sequencing may be out of the reach of many consumers, and this concerns some
“The idea that genomic sequencing is only going to be
accessible by wealthy, well-educated patrons who can pay out of pocket is
anathema to the goals of the publicly funded Human Genome Project,” Jonathan
Berg, MD, PhD, Genetics Professor, University of North Carolina at Chapel
Hill, told Scientific
And, according to the American Journal of Managed Care, “It’s estimated that by 2021, 100 million people will have used a direct-to-consumer (DTC) genetic test. As these tests continue to gain popularity, there is a need for educating consumers on their DTC testing results and validating these results with confirmatory testing in a medical-grade laboratory.”
This is why it’s critical that clinical laboratories and
anatomic pathology groups have a genetic testing and gene sequencing strategy,
David Bick, MD, Chief Medical Officer at the HudsonAlpha Institute for Biotechnology and Medical Director of the Smith Family Clinic for Genomic Medicine, told Scientific American, “there’s just more and more interest from patients and families not only because of 23andMe and the like, but because there’s just this understanding that if you can find out information about your health before you become sick, then really our opportunity as physicians to do something to help you is much greater.”
Is Preventative Genomics Elitist?
As large medical centers penetrate the consumer genetic
testing market some experts express concerns. In a paper he wrote for Medium,
titled, “Is Preventive Genomics Elitist?” Green asked, “Is a service like this
further widening the inequities in our healthcare system?”
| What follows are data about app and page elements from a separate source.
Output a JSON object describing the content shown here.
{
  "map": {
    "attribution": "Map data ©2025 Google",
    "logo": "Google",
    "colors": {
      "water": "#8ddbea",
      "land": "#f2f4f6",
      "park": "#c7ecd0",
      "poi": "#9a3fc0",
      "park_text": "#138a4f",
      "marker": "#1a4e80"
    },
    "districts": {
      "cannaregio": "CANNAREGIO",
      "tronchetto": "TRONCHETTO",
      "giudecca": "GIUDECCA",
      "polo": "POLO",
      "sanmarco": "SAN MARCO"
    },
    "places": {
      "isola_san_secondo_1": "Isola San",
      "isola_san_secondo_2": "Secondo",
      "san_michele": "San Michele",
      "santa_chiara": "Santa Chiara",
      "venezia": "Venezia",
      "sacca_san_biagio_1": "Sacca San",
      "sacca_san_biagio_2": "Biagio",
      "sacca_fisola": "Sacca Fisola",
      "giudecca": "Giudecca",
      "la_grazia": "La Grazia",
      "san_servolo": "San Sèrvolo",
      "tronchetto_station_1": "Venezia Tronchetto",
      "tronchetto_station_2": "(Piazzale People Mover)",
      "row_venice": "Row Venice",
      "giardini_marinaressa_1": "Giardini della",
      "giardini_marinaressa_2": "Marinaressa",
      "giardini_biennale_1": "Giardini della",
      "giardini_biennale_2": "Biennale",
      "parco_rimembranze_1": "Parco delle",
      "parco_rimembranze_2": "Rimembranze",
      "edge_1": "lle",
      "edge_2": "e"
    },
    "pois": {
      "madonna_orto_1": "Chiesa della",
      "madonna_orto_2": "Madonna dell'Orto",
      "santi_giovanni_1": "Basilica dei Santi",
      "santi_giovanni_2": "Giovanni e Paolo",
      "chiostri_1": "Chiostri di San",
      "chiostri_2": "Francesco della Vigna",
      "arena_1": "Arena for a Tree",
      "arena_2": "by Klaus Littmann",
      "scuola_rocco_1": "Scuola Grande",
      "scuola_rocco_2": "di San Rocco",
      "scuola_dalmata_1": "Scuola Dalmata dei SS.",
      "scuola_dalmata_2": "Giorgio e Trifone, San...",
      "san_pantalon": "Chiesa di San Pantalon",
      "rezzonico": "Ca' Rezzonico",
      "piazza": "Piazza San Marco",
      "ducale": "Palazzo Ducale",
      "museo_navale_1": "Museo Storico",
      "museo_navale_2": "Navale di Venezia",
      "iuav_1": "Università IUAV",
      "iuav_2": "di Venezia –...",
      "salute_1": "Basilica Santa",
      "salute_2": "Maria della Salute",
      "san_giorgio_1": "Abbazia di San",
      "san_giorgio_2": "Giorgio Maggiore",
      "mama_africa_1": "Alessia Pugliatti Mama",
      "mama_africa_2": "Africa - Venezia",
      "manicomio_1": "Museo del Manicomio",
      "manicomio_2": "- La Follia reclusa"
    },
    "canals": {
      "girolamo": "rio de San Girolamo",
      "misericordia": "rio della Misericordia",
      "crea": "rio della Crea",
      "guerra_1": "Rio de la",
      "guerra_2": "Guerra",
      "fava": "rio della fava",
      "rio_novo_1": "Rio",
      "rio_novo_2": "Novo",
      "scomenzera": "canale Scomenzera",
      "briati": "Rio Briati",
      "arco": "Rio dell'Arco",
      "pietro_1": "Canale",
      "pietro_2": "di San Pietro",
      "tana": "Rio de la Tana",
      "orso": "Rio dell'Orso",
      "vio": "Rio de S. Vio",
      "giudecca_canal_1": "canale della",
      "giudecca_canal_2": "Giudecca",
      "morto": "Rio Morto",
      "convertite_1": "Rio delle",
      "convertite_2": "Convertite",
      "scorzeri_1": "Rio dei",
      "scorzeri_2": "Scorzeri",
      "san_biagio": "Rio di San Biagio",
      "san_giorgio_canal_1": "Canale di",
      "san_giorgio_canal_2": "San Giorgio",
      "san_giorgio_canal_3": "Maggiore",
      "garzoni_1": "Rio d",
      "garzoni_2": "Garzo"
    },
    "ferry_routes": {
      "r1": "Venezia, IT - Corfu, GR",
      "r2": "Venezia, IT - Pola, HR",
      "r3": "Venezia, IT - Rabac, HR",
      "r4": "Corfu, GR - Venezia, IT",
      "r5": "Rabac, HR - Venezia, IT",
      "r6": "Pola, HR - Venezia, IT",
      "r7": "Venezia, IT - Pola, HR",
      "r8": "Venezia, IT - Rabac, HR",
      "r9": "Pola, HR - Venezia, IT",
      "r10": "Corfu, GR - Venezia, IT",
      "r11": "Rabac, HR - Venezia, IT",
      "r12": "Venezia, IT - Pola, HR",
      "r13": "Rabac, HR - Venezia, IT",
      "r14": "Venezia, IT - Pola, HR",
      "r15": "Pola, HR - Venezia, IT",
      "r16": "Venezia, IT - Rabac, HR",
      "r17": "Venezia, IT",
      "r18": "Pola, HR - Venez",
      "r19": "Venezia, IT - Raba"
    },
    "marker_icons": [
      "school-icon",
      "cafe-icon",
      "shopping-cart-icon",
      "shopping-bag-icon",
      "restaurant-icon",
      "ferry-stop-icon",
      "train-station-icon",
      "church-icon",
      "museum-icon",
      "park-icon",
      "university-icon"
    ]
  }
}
Green reported that while building the Preventive Genomics Clinic at Brigham, “we … struggled with the reality that there is no health insurance coverage for preventive genomic testing, and our patients must therefore pay out of pocket. This is a troubling feature for a clinic at Brigham and Women’s Hospital, which is known for its ties to communities in Boston with diverse ethnic and socioeconomic backgrounds.”
Most of Brigham’s early genetics patients would likely be “well-off,
well-educated, and largely white,” Green wrote. “This represents the profile of
typical early adopters in genetic medicine, and in technology writ large. It
does not, however, represent the Clinic’s ultimate target audience.”
More Data for Clinical Laboratories
Nevertheless, preventive genomics programs offered by large
health systems will likely grow as primary care doctors and others see evidence
Therefore, medical laboratories that process genetic
sequencing data may soon be working with growing data sets as more people reach
out to healthcare systems for comprehensive DNA sequencing and reporting.
The National Institute of Health’s ClinVar public database of genetic variation is demonstrating good accuracy, and a handful of clinical labs are learning to share and review this relatively small genetic database
Accessible databases like ClinVar, which was launched by the National Institute of Health (NIH) in 2013, have emerged to aggregate genetic sequencing with acceptable results. ClinVar exists to meet the needs of the medical genetics community. It collaborates with organizations to make pertinent genetic information available.
ClinVar is an archive of compiled data relating to genotype and phenotype variations among humans. Through this database, individuals can present and peruse submissions regarding variants found in patient samples.
ClinVar is averaging about 6,000 submissions per month by both commercial laboratory companies and reference labs. Major contributors to the database include: (more…)